Records from a dataset
%%

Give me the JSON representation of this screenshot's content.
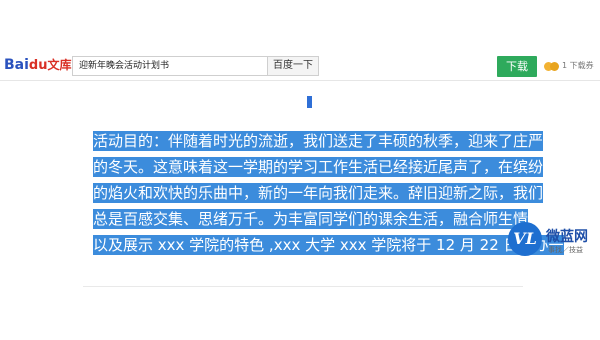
{
  "header": {
    "logo_text": "Bai",
    "logo_paw": "du",
    "logo_wenku": "文库",
    "search_value": "迎新年晚会活动计划书",
    "search_button": "百度一下",
    "download_button": "下载",
    "download_count": "1 下载券"
  },
  "document": {
    "lines": [
      "活动目的：伴随着时光的流逝，我们送走了丰硕的秋季，迎来了庄严",
      "的冬天。这意味着这一学期的学习工作生活已经接近尾声了，在缤纷",
      "的焰火和欢快的乐曲中，新的一年向我们走来。辞旧迎新之际，我们",
      "总是百感交集、思绪万千。为丰富同学们的课余生活，融合师生情",
      "以及展示 xxx 学院的特色 ,xxx 大学 xxx 学院将于 12 月 22 日举办一"
    ]
  },
  "watermark": {
    "logo_letters": "VL",
    "title": "微蓝网",
    "subtitle": "事找／技益"
  },
  "colors": {
    "highlight": "#3c8cdc",
    "download_green": "#2eaa5c"
  }
}
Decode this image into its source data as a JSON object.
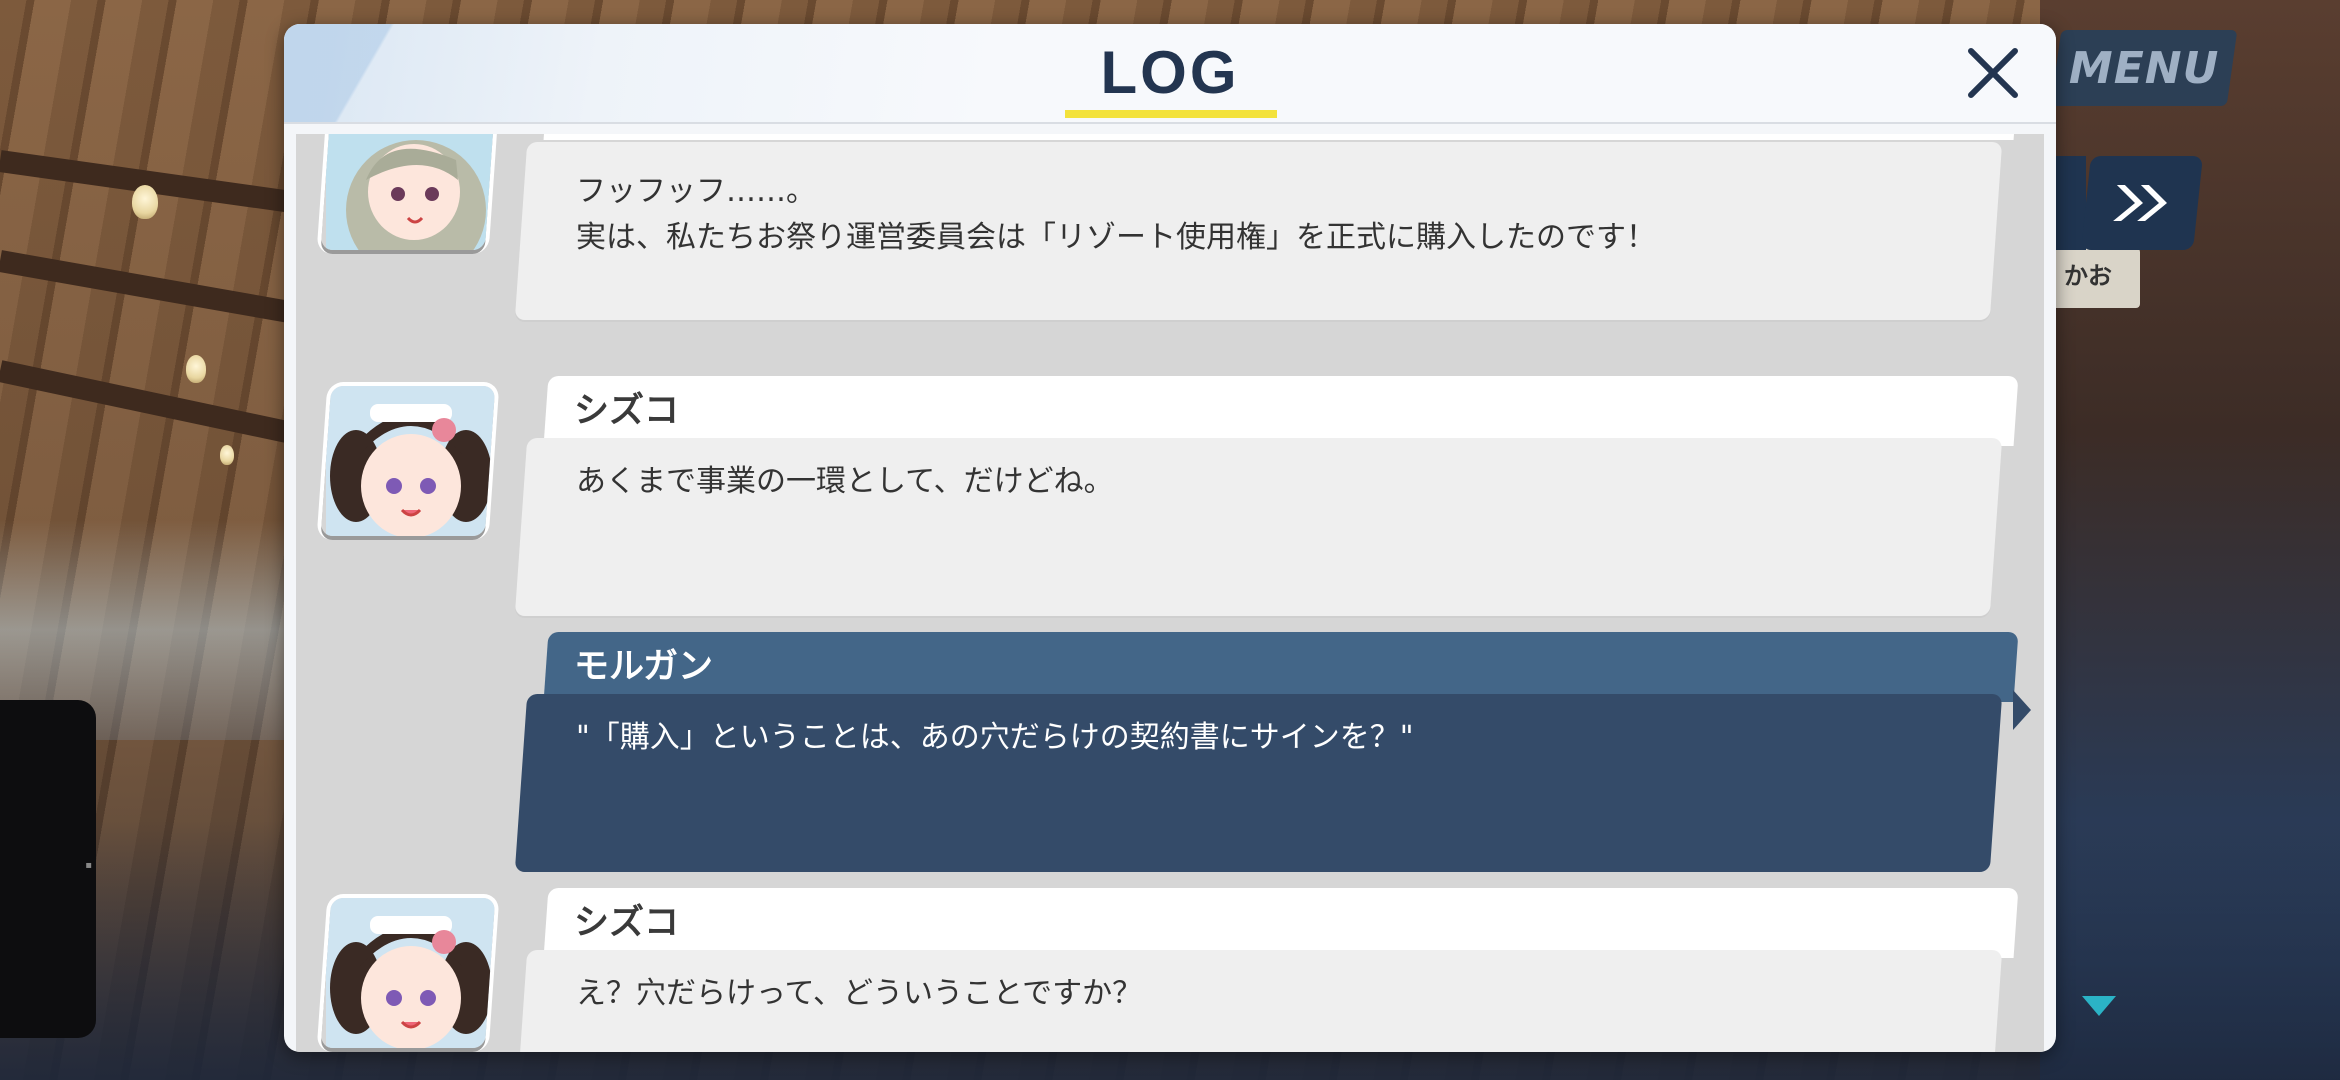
{
  "menu": {
    "label": "MENU"
  },
  "controls": {
    "fast_forward_icon": "double-chevron-right-icon",
    "scroll_down_icon": "triangle-down-icon"
  },
  "sign": {
    "text": "かお"
  },
  "log": {
    "title": "LOG",
    "close_icon": "close-icon",
    "entries": [
      {
        "speaker": "",
        "lines": [
          "フッフッフ……。",
          "実は、私たちお祭り運営委員会は「リゾート使用権」を正式に購入したのです！"
        ],
        "avatar_icon": "character-portrait-gray-hair",
        "active": false
      },
      {
        "speaker": "シズコ",
        "lines": [
          "あくまで事業の一環として、だけどね。"
        ],
        "avatar_icon": "character-portrait-shizuko",
        "active": false
      },
      {
        "speaker": "モルガン",
        "lines": [
          "\"「購入」ということは、あの穴だらけの契約書にサインを？\""
        ],
        "avatar_icon": "",
        "active": true
      },
      {
        "speaker": "シズコ",
        "lines": [
          "え？穴だらけって、どういうことですか？"
        ],
        "avatar_icon": "character-portrait-shizuko",
        "active": false
      }
    ]
  },
  "colors": {
    "accent_underline": "#f3e23c",
    "title_text": "#233550",
    "active_name_bg": "#436688",
    "active_text_bg": "#344b69",
    "scroll_arrow": "#2bb3c6"
  }
}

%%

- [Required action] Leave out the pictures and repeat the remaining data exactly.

- [Answer to the problem]
Give me the JSON representation of this screenshot's content.
{
  "header": {
    "logo_text": "Bai",
    "logo_paw": "du",
    "logo_wenku": "文库",
    "search_value": "迎新年晚会活动计划书",
    "search_button": "百度一下",
    "download_button": "下载",
    "download_count": "1 下载券"
  },
  "document": {
    "lines": [
      "活动目的：伴随着时光的流逝，我们送走了丰硕的秋季，迎来了庄严",
      "的冬天。这意味着这一学期的学习工作生活已经接近尾声了，在缤纷",
      "的焰火和欢快的乐曲中，新的一年向我们走来。辞旧迎新之际，我们",
      "总是百感交集、思绪万千。为丰富同学们的课余生活，融合师生情",
      "以及展示 xxx 学院的特色 ,xxx 大学 xxx 学院将于 12 月 22 日举办一"
    ]
  },
  "watermark": {
    "logo_letters": "VL",
    "title": "微蓝网",
    "subtitle": "事找／技益"
  },
  "colors": {
    "highlight": "#3c8cdc",
    "download_green": "#2eaa5c"
  }
}
Decode this image into its source data as a JSON object.
{
  "menu": {
    "label": "MENU"
  },
  "controls": {
    "fast_forward_icon": "double-chevron-right-icon",
    "scroll_down_icon": "triangle-down-icon"
  },
  "sign": {
    "text": "かお"
  },
  "log": {
    "title": "LOG",
    "close_icon": "close-icon",
    "entries": [
      {
        "speaker": "",
        "lines": [
          "フッフッフ……。",
          "実は、私たちお祭り運営委員会は「リゾート使用権」を正式に購入したのです！"
        ],
        "avatar_icon": "character-portrait-gray-hair",
        "active": false
      },
      {
        "speaker": "シズコ",
        "lines": [
          "あくまで事業の一環として、だけどね。"
        ],
        "avatar_icon": "character-portrait-shizuko",
        "active": false
      },
      {
        "speaker": "モルガン",
        "lines": [
          "\"「購入」ということは、あの穴だらけの契約書にサインを？\""
        ],
        "avatar_icon": "",
        "active": true
      },
      {
        "speaker": "シズコ",
        "lines": [
          "え？穴だらけって、どういうことですか？"
        ],
        "avatar_icon": "character-portrait-shizuko",
        "active": false
      }
    ]
  },
  "colors": {
    "accent_underline": "#f3e23c",
    "title_text": "#233550",
    "active_name_bg": "#436688",
    "active_text_bg": "#344b69",
    "scroll_arrow": "#2bb3c6"
  }
}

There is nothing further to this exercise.